#### [What is expected]
Once the pictures are set aside, copy the records below exactly as they stand.

#### [Data for this exercise]
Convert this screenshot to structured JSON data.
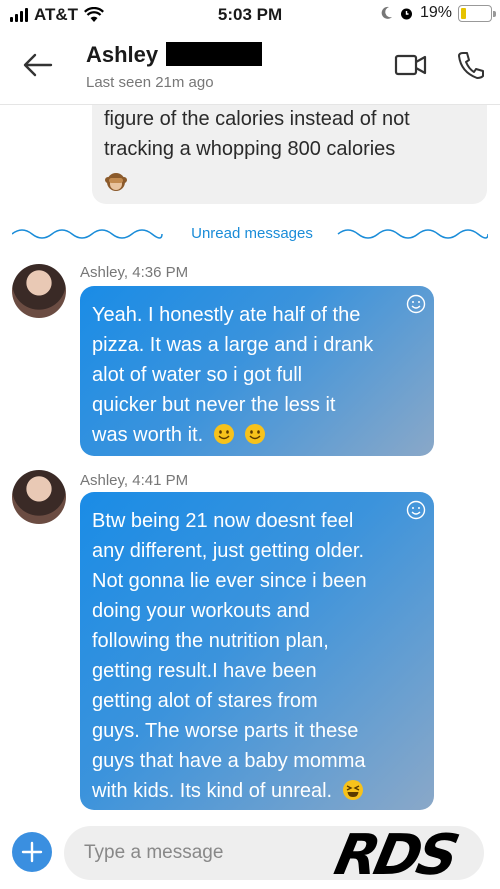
{
  "status_bar": {
    "carrier": "AT&T",
    "time": "5:03 PM",
    "battery": "19%",
    "battery_level": 0.19
  },
  "header": {
    "contact_name": "Ashley",
    "last_seen": "Last seen 21m ago",
    "icons": [
      "back-arrow-icon",
      "video-call-icon",
      "phone-call-icon"
    ]
  },
  "previous_message": {
    "lines": [
      "figure of the calories instead of not",
      "tracking a whopping 800 calories"
    ],
    "emoji": "see-no-evil-monkey"
  },
  "divider": {
    "label": "Unread messages"
  },
  "messages": [
    {
      "meta": "Ashley, 4:36 PM",
      "lines": [
        "Yeah. I honestly ate half of the",
        "pizza. It was a large and i drank",
        "alot of water so i got full",
        "quicker but never the less it",
        "was worth it."
      ],
      "emojis": [
        "smiling-face",
        "smiling-face"
      ]
    },
    {
      "meta": "Ashley, 4:41 PM",
      "lines": [
        "Btw being 21 now doesnt feel",
        "any different, just getting older.",
        "Not gonna lie ever since i been",
        "doing your workouts and",
        "following the nutrition plan,",
        "getting result.I have been",
        "getting alot of stares from",
        "guys. The worse parts it these",
        "guys that have a baby momma",
        "with kids. Its kind of unreal."
      ],
      "emojis": [
        "grinning-squint-face"
      ]
    }
  ],
  "composer": {
    "placeholder": "Type a message"
  },
  "watermark": "RDS",
  "colors": {
    "accent": "#1a8cd8",
    "bubble_start": "#1a8ce6",
    "bubble_end": "#8aa8c8"
  }
}
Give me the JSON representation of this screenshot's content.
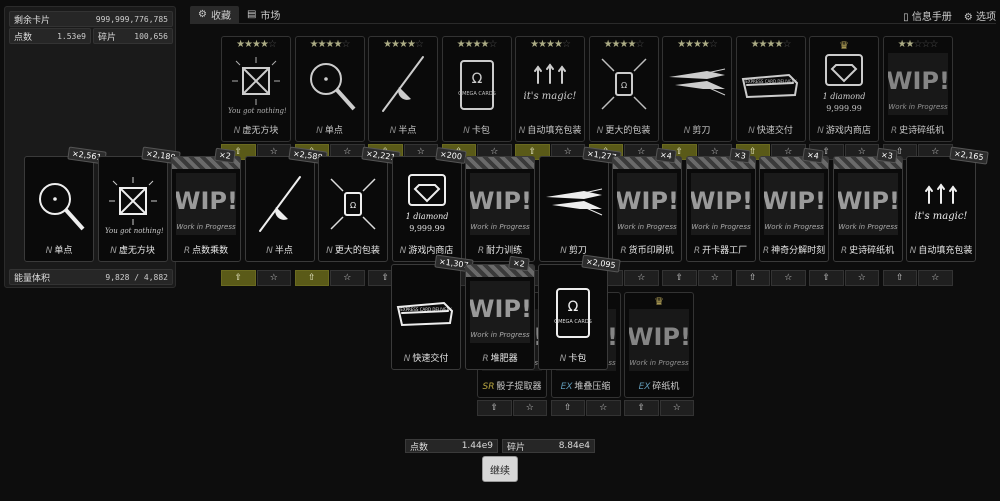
{
  "sidebar": {
    "stats": [
      {
        "label": "剩余卡片",
        "value": "999,999,776,785"
      },
      {
        "label": "点数",
        "value": "1.53e9"
      },
      {
        "label": "碎片",
        "value": "100,656"
      },
      {
        "label": "能量体积",
        "value": "9,828 / 4,882"
      }
    ]
  },
  "tabs": [
    {
      "label": "收藏",
      "icon": "gear-icon"
    },
    {
      "label": "市场",
      "icon": "market-icon"
    }
  ],
  "top_right": [
    {
      "label": "信息手册",
      "icon": "book-icon"
    },
    {
      "label": "选项",
      "icon": "gear-icon"
    }
  ],
  "back_cards": [
    {
      "name": "虚无方块",
      "rarity": "N",
      "stars": 4,
      "art": "box"
    },
    {
      "name": "单点",
      "rarity": "N",
      "stars": 4,
      "art": "dot"
    },
    {
      "name": "半点",
      "rarity": "N",
      "stars": 4,
      "art": "half"
    },
    {
      "name": "卡包",
      "rarity": "N",
      "stars": 4,
      "art": "pack"
    },
    {
      "name": "自动填充包装",
      "rarity": "N",
      "stars": 4,
      "art": "magic"
    },
    {
      "name": "更大的包装",
      "rarity": "N",
      "stars": 4,
      "art": "bigger"
    },
    {
      "name": "剪刀",
      "rarity": "N",
      "stars": 4,
      "art": "scissors"
    },
    {
      "name": "快速交付",
      "rarity": "N",
      "stars": 4,
      "art": "express"
    },
    {
      "name": "游戏内商店",
      "rarity": "N",
      "crown": true,
      "art": "diamond"
    },
    {
      "name": "史诗碎纸机",
      "rarity": "R",
      "stars": 2,
      "art": "wip"
    }
  ],
  "star_total": 5,
  "front_cards": [
    {
      "name": "单点",
      "rarity": "N",
      "count": "×2,561",
      "art": "dot"
    },
    {
      "name": "虚无方块",
      "rarity": "N",
      "count": "×2,189",
      "art": "box"
    },
    {
      "name": "点数乘数",
      "rarity": "R",
      "count": "×2",
      "art": "wip",
      "striped": true
    },
    {
      "name": "半点",
      "rarity": "N",
      "count": "×2,588",
      "art": "half"
    },
    {
      "name": "更大的包装",
      "rarity": "N",
      "count": "×2,221",
      "art": "bigger"
    },
    {
      "name": "游戏内商店",
      "rarity": "N",
      "count": "×200",
      "art": "diamond"
    },
    {
      "name": "耐力训练",
      "rarity": "R",
      "count": "",
      "art": "wip",
      "striped": true
    },
    {
      "name": "剪刀",
      "rarity": "N",
      "count": "×1,277",
      "art": "scissors"
    },
    {
      "name": "货币印刷机",
      "rarity": "R",
      "count": "×4",
      "art": "wip",
      "striped": true
    },
    {
      "name": "开卡器工厂",
      "rarity": "R",
      "count": "×3",
      "art": "wip",
      "striped": true
    },
    {
      "name": "神奇分解时刻",
      "rarity": "R",
      "count": "×4",
      "art": "wip",
      "striped": true
    },
    {
      "name": "史诗碎纸机",
      "rarity": "R",
      "count": "×3",
      "art": "wip",
      "striped": true
    },
    {
      "name": "自动填充包装",
      "rarity": "N",
      "count": "×2,165",
      "art": "magic"
    }
  ],
  "third_row": [
    {
      "name": "快速交付",
      "rarity": "N",
      "count": "×1,307",
      "art": "express"
    },
    {
      "name": "堆肥器",
      "rarity": "R",
      "count": "×2",
      "art": "wip",
      "striped": true
    },
    {
      "name": "卡包",
      "rarity": "N",
      "count": "×2,095",
      "art": "pack"
    }
  ],
  "collection_extras": [
    {
      "name": "骰子提取器",
      "rarity": "SR"
    },
    {
      "name": "堆叠压缩",
      "rarity": "EX"
    },
    {
      "name": "碎纸机",
      "rarity": "EX",
      "crown": true
    }
  ],
  "wip_text": "WIP!",
  "wip_sub": "Work in Progress",
  "art_text": {
    "omega": "Ω",
    "omega_cards": "OMEGA CARDS",
    "magic": "it's magic!",
    "diamond": "1 diamond",
    "diamond_price": "9,999.99",
    "express": "EXPRESS CARD DELIVERY",
    "you_got": "You got nothing!"
  },
  "bottom": {
    "points_label": "点数",
    "points_value": "1.44e9",
    "shards_label": "碎片",
    "shards_value": "8.84e4",
    "continue_label": "继续"
  }
}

#### [Solution below]
Convert this screenshot to structured JSON data.
{
  "status_bar": {
    "carrier": "AT&T",
    "time": "5:03 PM",
    "battery": "19%",
    "battery_level": 0.19
  },
  "header": {
    "contact_name": "Ashley",
    "last_seen": "Last seen 21m ago",
    "icons": [
      "back-arrow-icon",
      "video-call-icon",
      "phone-call-icon"
    ]
  },
  "previous_message": {
    "lines": [
      "figure of the calories instead of not",
      "tracking a whopping 800 calories"
    ],
    "emoji": "see-no-evil-monkey"
  },
  "divider": {
    "label": "Unread messages"
  },
  "messages": [
    {
      "meta": "Ashley, 4:36 PM",
      "lines": [
        "Yeah. I honestly ate half of the",
        "pizza. It was a large and i drank",
        "alot of water so i got full",
        "quicker but never the less it",
        "was worth it."
      ],
      "emojis": [
        "smiling-face",
        "smiling-face"
      ]
    },
    {
      "meta": "Ashley, 4:41 PM",
      "lines": [
        "Btw being 21 now doesnt feel",
        "any different, just getting older.",
        "Not gonna lie ever since i been",
        "doing your workouts and",
        "following the nutrition plan,",
        "getting result.I have been",
        "getting alot of stares from",
        "guys. The worse parts it these",
        "guys that have a baby momma",
        "with kids. Its kind of unreal."
      ],
      "emojis": [
        "grinning-squint-face"
      ]
    }
  ],
  "composer": {
    "placeholder": "Type a message"
  },
  "watermark": "RDS",
  "colors": {
    "accent": "#1a8cd8",
    "bubble_start": "#1a8ce6",
    "bubble_end": "#8aa8c8"
  }
}
Give me the JSON representation of this screenshot's content.
{
  "sidebar": {
    "stats": [
      {
        "label": "剩余卡片",
        "value": "999,999,776,785"
      },
      {
        "label": "点数",
        "value": "1.53e9"
      },
      {
        "label": "碎片",
        "value": "100,656"
      },
      {
        "label": "能量体积",
        "value": "9,828 / 4,882"
      }
    ]
  },
  "tabs": [
    {
      "label": "收藏",
      "icon": "gear-icon"
    },
    {
      "label": "市场",
      "icon": "market-icon"
    }
  ],
  "top_right": [
    {
      "label": "信息手册",
      "icon": "book-icon"
    },
    {
      "label": "选项",
      "icon": "gear-icon"
    }
  ],
  "back_cards": [
    {
      "name": "虚无方块",
      "rarity": "N",
      "stars": 4,
      "art": "box"
    },
    {
      "name": "单点",
      "rarity": "N",
      "stars": 4,
      "art": "dot"
    },
    {
      "name": "半点",
      "rarity": "N",
      "stars": 4,
      "art": "half"
    },
    {
      "name": "卡包",
      "rarity": "N",
      "stars": 4,
      "art": "pack"
    },
    {
      "name": "自动填充包装",
      "rarity": "N",
      "stars": 4,
      "art": "magic"
    },
    {
      "name": "更大的包装",
      "rarity": "N",
      "stars": 4,
      "art": "bigger"
    },
    {
      "name": "剪刀",
      "rarity": "N",
      "stars": 4,
      "art": "scissors"
    },
    {
      "name": "快速交付",
      "rarity": "N",
      "stars": 4,
      "art": "express"
    },
    {
      "name": "游戏内商店",
      "rarity": "N",
      "crown": true,
      "art": "diamond"
    },
    {
      "name": "史诗碎纸机",
      "rarity": "R",
      "stars": 2,
      "art": "wip"
    }
  ],
  "star_total": 5,
  "front_cards": [
    {
      "name": "单点",
      "rarity": "N",
      "count": "×2,561",
      "art": "dot"
    },
    {
      "name": "虚无方块",
      "rarity": "N",
      "count": "×2,189",
      "art": "box"
    },
    {
      "name": "点数乘数",
      "rarity": "R",
      "count": "×2",
      "art": "wip",
      "striped": true
    },
    {
      "name": "半点",
      "rarity": "N",
      "count": "×2,588",
      "art": "half"
    },
    {
      "name": "更大的包装",
      "rarity": "N",
      "count": "×2,221",
      "art": "bigger"
    },
    {
      "name": "游戏内商店",
      "rarity": "N",
      "count": "×200",
      "art": "diamond"
    },
    {
      "name": "耐力训练",
      "rarity": "R",
      "count": "",
      "art": "wip",
      "striped": true
    },
    {
      "name": "剪刀",
      "rarity": "N",
      "count": "×1,277",
      "art": "scissors"
    },
    {
      "name": "货币印刷机",
      "rarity": "R",
      "count": "×4",
      "art": "wip",
      "striped": true
    },
    {
      "name": "开卡器工厂",
      "rarity": "R",
      "count": "×3",
      "art": "wip",
      "striped": true
    },
    {
      "name": "神奇分解时刻",
      "rarity": "R",
      "count": "×4",
      "art": "wip",
      "striped": true
    },
    {
      "name": "史诗碎纸机",
      "rarity": "R",
      "count": "×3",
      "art": "wip",
      "striped": true
    },
    {
      "name": "自动填充包装",
      "rarity": "N",
      "count": "×2,165",
      "art": "magic"
    }
  ],
  "third_row": [
    {
      "name": "快速交付",
      "rarity": "N",
      "count": "×1,307",
      "art": "express"
    },
    {
      "name": "堆肥器",
      "rarity": "R",
      "count": "×2",
      "art": "wip",
      "striped": true
    },
    {
      "name": "卡包",
      "rarity": "N",
      "count": "×2,095",
      "art": "pack"
    }
  ],
  "collection_extras": [
    {
      "name": "骰子提取器",
      "rarity": "SR"
    },
    {
      "name": "堆叠压缩",
      "rarity": "EX"
    },
    {
      "name": "碎纸机",
      "rarity": "EX",
      "crown": true
    }
  ],
  "wip_text": "WIP!",
  "wip_sub": "Work in Progress",
  "art_text": {
    "omega": "Ω",
    "omega_cards": "OMEGA CARDS",
    "magic": "it's magic!",
    "diamond": "1 diamond",
    "diamond_price": "9,999.99",
    "express": "EXPRESS CARD DELIVERY",
    "you_got": "You got nothing!"
  },
  "bottom": {
    "points_label": "点数",
    "points_value": "1.44e9",
    "shards_label": "碎片",
    "shards_value": "8.84e4",
    "continue_label": "继续"
  }
}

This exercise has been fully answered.